Pascal's Wager is often much maligned for two reasons: (1) because it is seen as an attempted proof of the existence of God, and (2) because it is treated as though there were nothing more to it than the brief sketch presented above.
This second point is where I'd like to start. I was wondering about Pascal's Wager recently. I thought Pascal, being a mathematician, could have been just dense enough to come up with an idea as thoroughly unsubtle as the above sketch, but then I thought Pascal, being a philosopher, must have thought more deeply about it than that.
So I did some reading. It turns out Pascal was starting from an assumption of irresolvable uncertainty. Reason alone cannot assure us of either the existence or non-existence of God. There is no indisputable evidence for the existence of God, but there is also no indisputable evidence of the non-existence of God. So how does one choose? Pascal considered the potential reward for each choice and the potential risk for each choice. He concluded that choosing to believe in God offers the possibility of infinite reward with at most a finite risk.
But there were still a couple of problems. First, Pascal recognized that simply "choosing God" wouldn't be enough. Faith, Pascal knew, involves more than simply making a rational decision. And that leads to the second problem -- a person can't choose to have faith. So what can a person do? Pascal says:
You would like to attain faith, and do not know the way; you would like to cure yourself of unbelief, and ask the remedy for it. Learn of those who have been bound like you, and who now stake all their possessions. These are people who know the way which you would follow, and who are cured of an ill of which you would be cured. Follow the way by which they began; by acting as if they believed, taking the holy water, having masses said, etc.Act as if you believe, do the things that believers do, and this will lead you to faith, Pascal claims. I'm not sure I'm sold on that. It could work, but I'm not sure. Pascal asks:
Now, what harm will befall you in taking this side? You will be faithful, honest, humble, grateful, generous, a sincere friend, truthful. Certainly you will not have those poisonous pleasures, glory and luxury; but will you not have others? I will tell you that you will thereby gain in this life, and that, at each step you take on this road, you will see so great certainty of gain, so much nothingness in what you risk, that you will at last recognise that you have wagered for something certain and infinite, for which you have given nothing.This I like, and to me, this is the strength of the argument. Ultimately, I don't think faith can be said to be about believing or not believing some intellectual proposition. I think faith is more a matter of how we live our lives. What sort of life will I choose? Will I choose a life where I look after only my own interests, constantly in struggle with the world, fighting daily for what I believe is, or at least could be, mine? Or will I choose a life where I make myself vulnerable to others by being open to them and asking them to be open to me? What is the outcome of these ways of life?

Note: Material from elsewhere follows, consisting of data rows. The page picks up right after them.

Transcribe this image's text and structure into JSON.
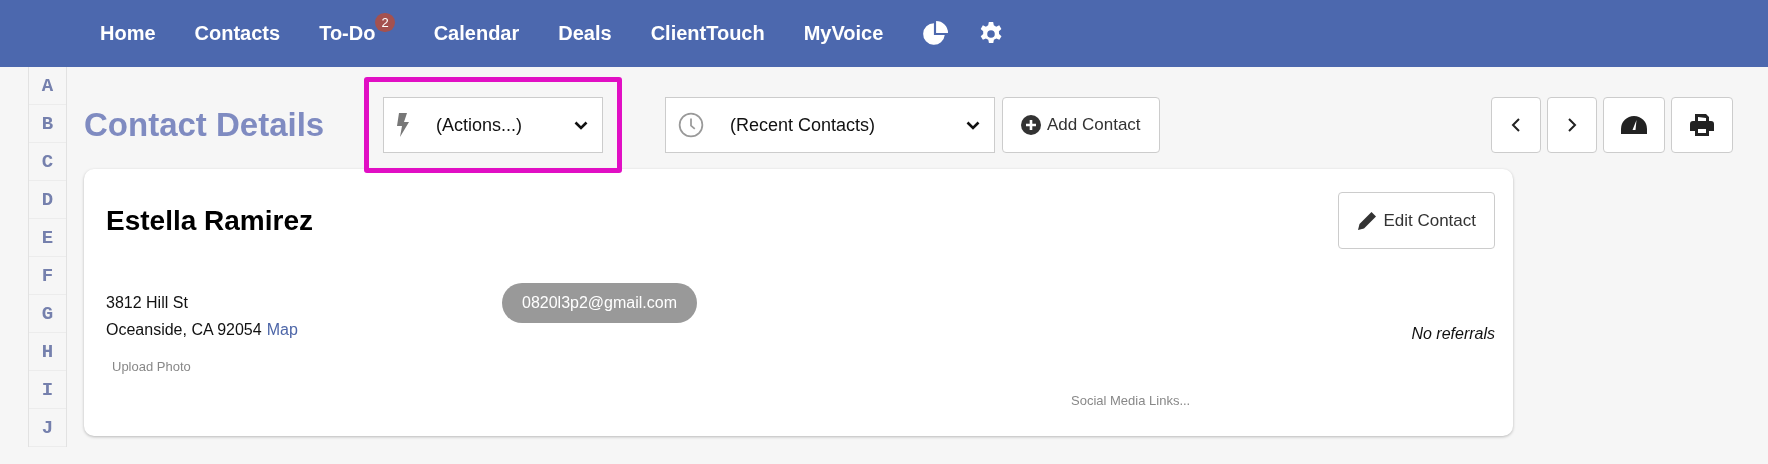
{
  "nav": {
    "items": [
      {
        "label": "Home"
      },
      {
        "label": "Contacts"
      },
      {
        "label": "To-Do",
        "badge": "2"
      },
      {
        "label": "Calendar"
      },
      {
        "label": "Deals"
      },
      {
        "label": "ClientTouch"
      },
      {
        "label": "MyVoice"
      }
    ]
  },
  "alphabet": [
    "A",
    "B",
    "C",
    "D",
    "E",
    "F",
    "G",
    "H",
    "I",
    "J"
  ],
  "title": "Contact Details",
  "actions_select": {
    "value": "(Actions...)",
    "highlighted": true
  },
  "recent_select": {
    "value": "(Recent Contacts)"
  },
  "add_button": "Add Contact",
  "contact": {
    "name": "Estella Ramirez",
    "edit_button": "Edit Contact",
    "address_lines": [
      "3812 Hill St",
      "Oceanside, CA 92054"
    ],
    "map_link": "Map",
    "email": "0820l3p2@gmail.com",
    "referrals": "No referrals",
    "upload_photo": "Upload Photo",
    "social_links": "Social Media Links..."
  }
}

As far as I am able to see, the life that is open to others, is the life that will be more worthwhile and rewarding. Yet to some extent, this takes me back to Pascal's starting point. My reason is weak. I cannot always see what is the best way of life. I cannot always see the way that leads to a better, more open life. How do I find the way? My answer is that I can't rely on my own reason to find the way. I must trust myself to the teachings of Jesus -- Jesus who said:
Everyone then who hears these words of mine and acts on them will be like a wise man who built his house on rock. The rain fell, the floods came, and the winds blew and beat on that house, but it did not fall, because it had been founded on rock. And everyone who hears these words of mine and does not act on them will be like a foolish man who built his house on sand. The rain fell, and the floods came, and the winds blew and beat against that house, and it fell—and great was its fall!Here, at the end of the Sermon on the Mount, I find the meat of Pascal's argument. Live this way, and you will find life. Do not live this way, and you will lose it.